So, the couple visited the SCPA. “I didn’t want another big dog,” Sharon said…each time they left. They went back three times and each time she walked out crying because she didn’t see what she wanted but she hated leaving behind so many dogs that each had a need for love.
Their fourth attempt to find a new friend was at the League For Animal Welfare. “Is this one still here?,” Sharon asked of the dog in the picture. “Well, you had better meet her,” was the staff person’s response.
It turns out Livy Lu was all set to be adopted the week earlier. That is until she snapped and bit the woman’s ankle as she was paying the fee.
But that didn’t bother Sharon. If anything, it made her more determined. Sharon was going to win over Livy Lu’s heart and she wasn’t going to leave until she did it. After thirty minutes, Livy Lu still wouldn’t come close. She only barked and growled.
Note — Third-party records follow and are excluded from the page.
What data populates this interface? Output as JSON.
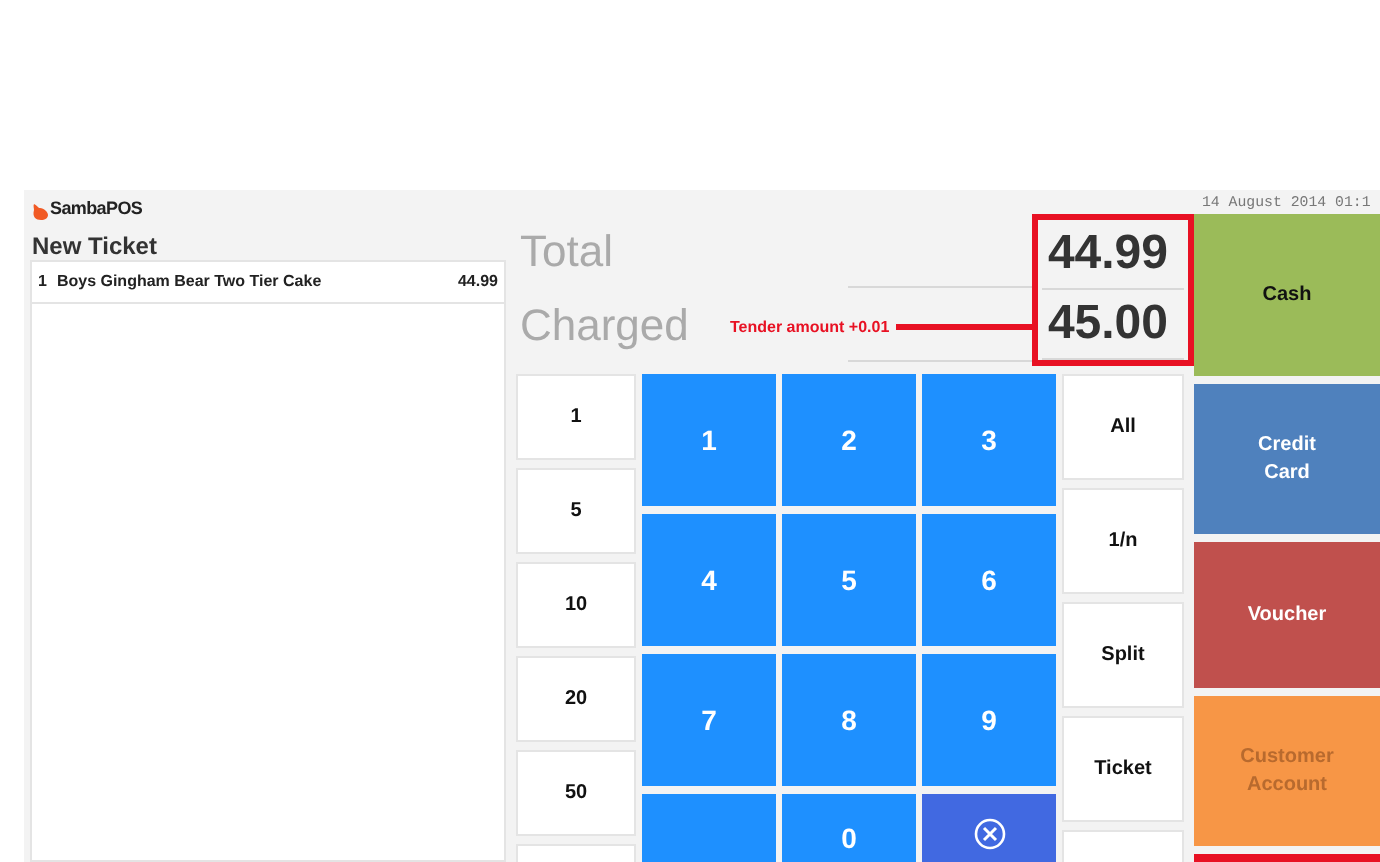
{
  "app": {
    "logo": "SambaPOS",
    "date": "14 August 2014 01:1"
  },
  "ticket": {
    "title": "New Ticket",
    "items": [
      {
        "quantity": "1",
        "name": "Boys Gingham Bear Two Tier Cake",
        "price": "44.99"
      }
    ]
  },
  "totals": [
    {
      "label": "Total",
      "value": "44.99"
    },
    {
      "label": "Charged",
      "value": "45.00",
      "annotation": "Tender amount +0.01"
    }
  ],
  "quick_amounts": [
    "1",
    "5",
    "10",
    "20",
    "50"
  ],
  "keys": [
    {
      "kind": "digit",
      "label": "1"
    },
    {
      "kind": "digit",
      "label": "2"
    },
    {
      "kind": "digit",
      "label": "3"
    },
    {
      "kind": "digit",
      "label": "4"
    },
    {
      "kind": "digit",
      "label": "5"
    },
    {
      "kind": "digit",
      "label": "6"
    },
    {
      "kind": "digit",
      "label": "7"
    },
    {
      "kind": "digit",
      "label": "8"
    },
    {
      "kind": "digit",
      "label": "9"
    },
    {
      "kind": "blank"
    },
    {
      "kind": "digit",
      "label": "0"
    },
    {
      "kind": "clear"
    }
  ],
  "actions": [
    "All",
    "1/n",
    "Split",
    "Ticket"
  ],
  "payments": [
    {
      "label": "Cash",
      "color": "#9bbb59",
      "disabled": false
    },
    {
      "label": "Credit Card",
      "color": "#4f81bd",
      "disabled": false
    },
    {
      "label": "Voucher",
      "color": "#c0504d",
      "disabled": false
    },
    {
      "label": "Customer Account",
      "color": "#f79646",
      "disabled": true
    },
    {
      "color": "#e81123"
    }
  ]
}
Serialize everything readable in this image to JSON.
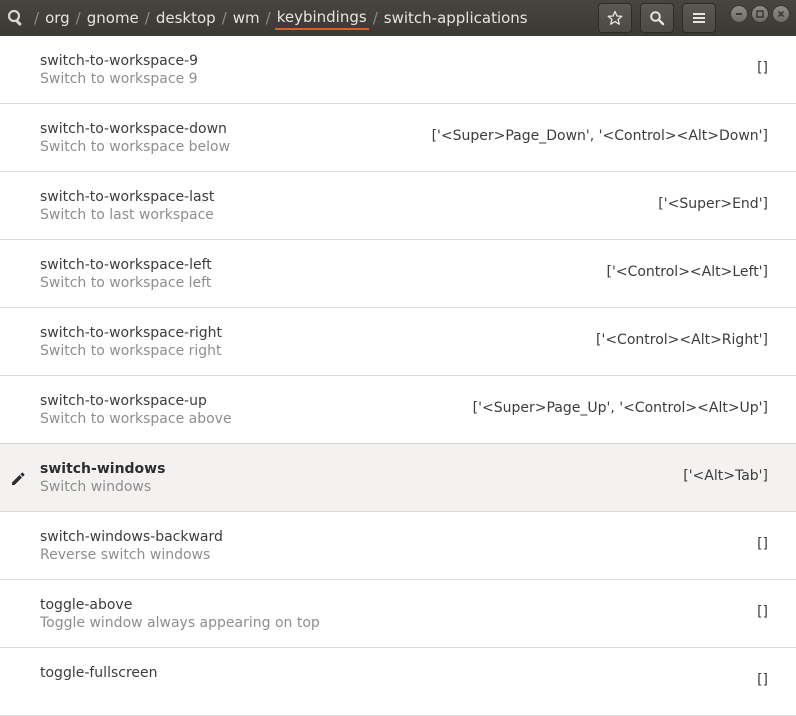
{
  "header": {
    "app_icon": "dconf-editor-icon",
    "breadcrumbs": [
      {
        "label": "/"
      },
      {
        "label": "org"
      },
      {
        "label": "gnome"
      },
      {
        "label": "desktop"
      },
      {
        "label": "wm"
      },
      {
        "label": "keybindings"
      },
      {
        "label": "switch-applications"
      }
    ],
    "buttons": {
      "bookmark_icon": "star-icon",
      "search_icon": "search-icon",
      "menu_icon": "hamburger-menu-icon"
    },
    "window_controls": [
      "minimize",
      "maximize",
      "close"
    ]
  },
  "keys": [
    {
      "name": "switch-to-workspace-9",
      "summary": "Switch to workspace 9",
      "value": "[]"
    },
    {
      "name": "switch-to-workspace-down",
      "summary": "Switch to workspace below",
      "value": "['<Super>Page_Down', '<Control><Alt>Down']"
    },
    {
      "name": "switch-to-workspace-last",
      "summary": "Switch to last workspace",
      "value": "['<Super>End']"
    },
    {
      "name": "switch-to-workspace-left",
      "summary": "Switch to workspace left",
      "value": "['<Control><Alt>Left']"
    },
    {
      "name": "switch-to-workspace-right",
      "summary": "Switch to workspace right",
      "value": "['<Control><Alt>Right']"
    },
    {
      "name": "switch-to-workspace-up",
      "summary": "Switch to workspace above",
      "value": "['<Super>Page_Up', '<Control><Alt>Up']"
    },
    {
      "name": "switch-windows",
      "summary": "Switch windows",
      "value": "['<Alt>Tab']",
      "selected": true
    },
    {
      "name": "switch-windows-backward",
      "summary": "Reverse switch windows",
      "value": "[]"
    },
    {
      "name": "toggle-above",
      "summary": "Toggle window always appearing on top",
      "value": "[]"
    },
    {
      "name": "toggle-fullscreen",
      "summary": "",
      "value": "[]"
    }
  ],
  "colors": {
    "headerbar": "#3a3935",
    "accent_underline": "#e05a2f",
    "selected_row": "#f3f2f1"
  }
}
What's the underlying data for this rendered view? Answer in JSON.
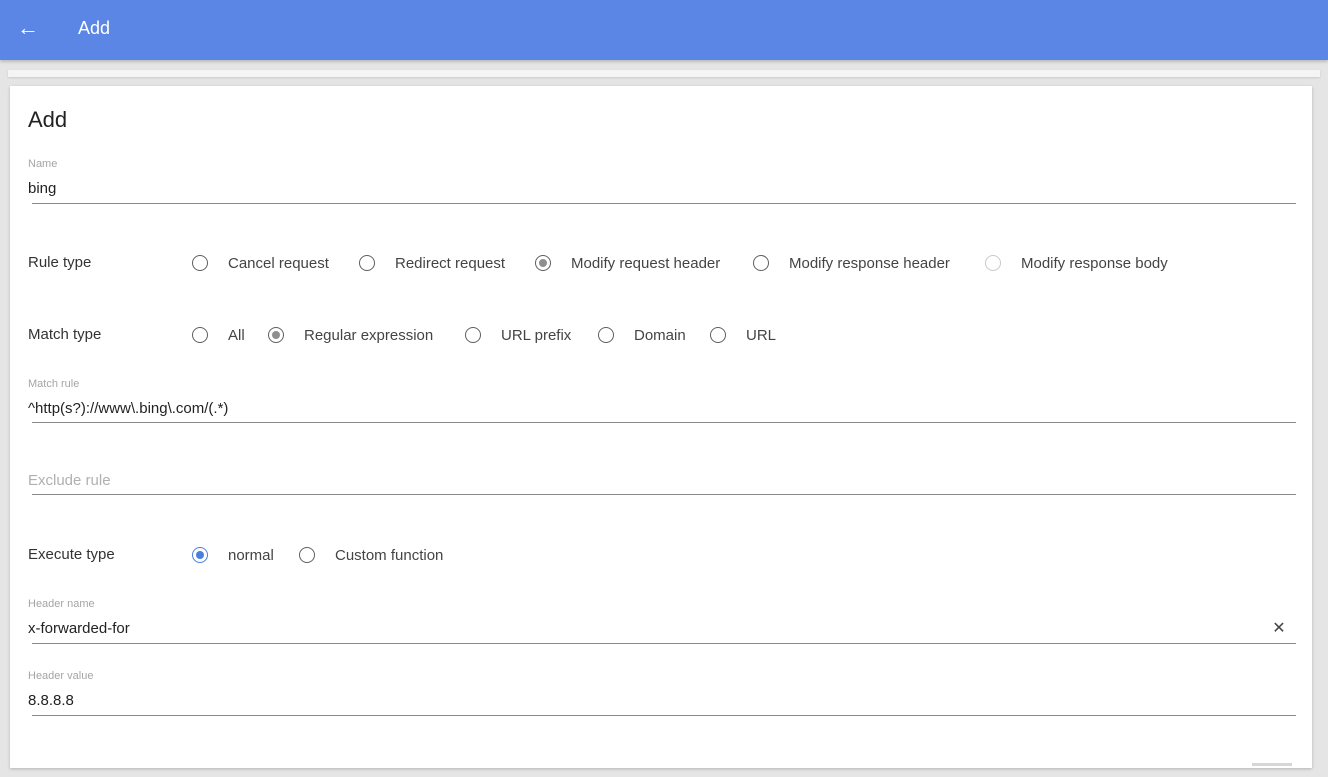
{
  "header": {
    "back_icon": "←",
    "title": "Add"
  },
  "card": {
    "title": "Add"
  },
  "name_field": {
    "label": "Name",
    "value": "bing"
  },
  "rule_type": {
    "label": "Rule type",
    "options": [
      {
        "label": "Cancel request",
        "selected": false
      },
      {
        "label": "Redirect request",
        "selected": false
      },
      {
        "label": "Modify request header",
        "selected": true
      },
      {
        "label": "Modify response header",
        "selected": false
      },
      {
        "label": "Modify response body",
        "selected": false
      }
    ]
  },
  "match_type": {
    "label": "Match type",
    "options": [
      {
        "label": "All",
        "selected": false
      },
      {
        "label": "Regular expression",
        "selected": true
      },
      {
        "label": "URL prefix",
        "selected": false
      },
      {
        "label": "Domain",
        "selected": false
      },
      {
        "label": "URL",
        "selected": false
      }
    ]
  },
  "match_rule_field": {
    "label": "Match rule",
    "value": "^http(s?)://www\\.bing\\.com/(.*)"
  },
  "exclude_rule_field": {
    "placeholder": "Exclude rule",
    "value": ""
  },
  "execute_type": {
    "label": "Execute type",
    "options": [
      {
        "label": "normal",
        "selected": true
      },
      {
        "label": "Custom function",
        "selected": false
      }
    ]
  },
  "header_name_field": {
    "label": "Header name",
    "value": "x-forwarded-for",
    "clear_icon": "✕"
  },
  "header_value_field": {
    "label": "Header value",
    "value": "8.8.8.8"
  },
  "colors": {
    "app_bar": "#5b86e5",
    "selected_radio": "#4a80d9"
  }
}
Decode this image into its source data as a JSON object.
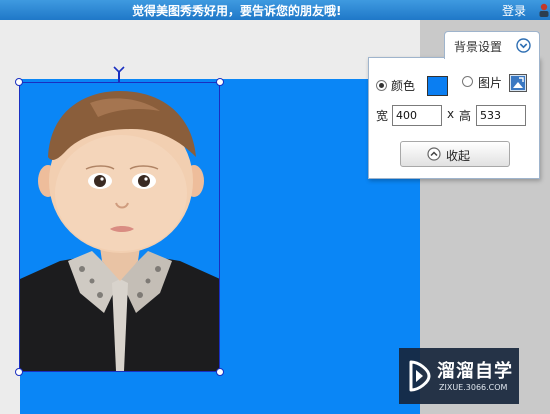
{
  "topbar": {
    "share_text": "觉得美图秀秀好用，要告诉您的朋友哦!",
    "login_label": "登录"
  },
  "background_panel": {
    "tab_title": "背景设置",
    "option_color_label": "颜色",
    "option_image_label": "图片",
    "selected_option": "颜色",
    "color_value": "#0a7ef2",
    "width_label": "宽",
    "width_value": "400",
    "times_symbol": "x",
    "height_label": "高",
    "height_value": "533",
    "collapse_label": "收起"
  },
  "canvas": {
    "background_color": "#0a86f6"
  },
  "watermark": {
    "brand": "溜溜自学",
    "site": "ZIXUE.3066.COM"
  },
  "colors": {
    "topbar": "#2a86d4",
    "selection": "#1a2fc0",
    "canvas_background": "#0a86f6"
  }
}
The rest of the story is what tells me what a huge heart Sharon and David have and makes me so grateful to know there are people in this world just like them.
A Heart Opened
They were brought into an enclosed room – Sharon, David and a little ferocious beast who took guard of the corner. Time went by. Finally Livy Lu took a step forward, wagged her tail, and returned to the only place in that space that seemed safe at the time. “I just had to have her,” Sharon said. “I wasn’t going to give up.”
And neither was Livy Lu. Sharon and David patiently kept their distance, allowing this dog who until then had no reason to trust anyone, to somehow find the strength to have courage enough to try. That’s when magic happened. Livy Lu took a leap and landed on Sharon’s lap.
“She’s coming home with us,” Sharon told her husband.
They have been together ever since. Livy Lu is about 15 years old now and is deaf. Lucky for her, the most important language of life – the language of love, needs no words.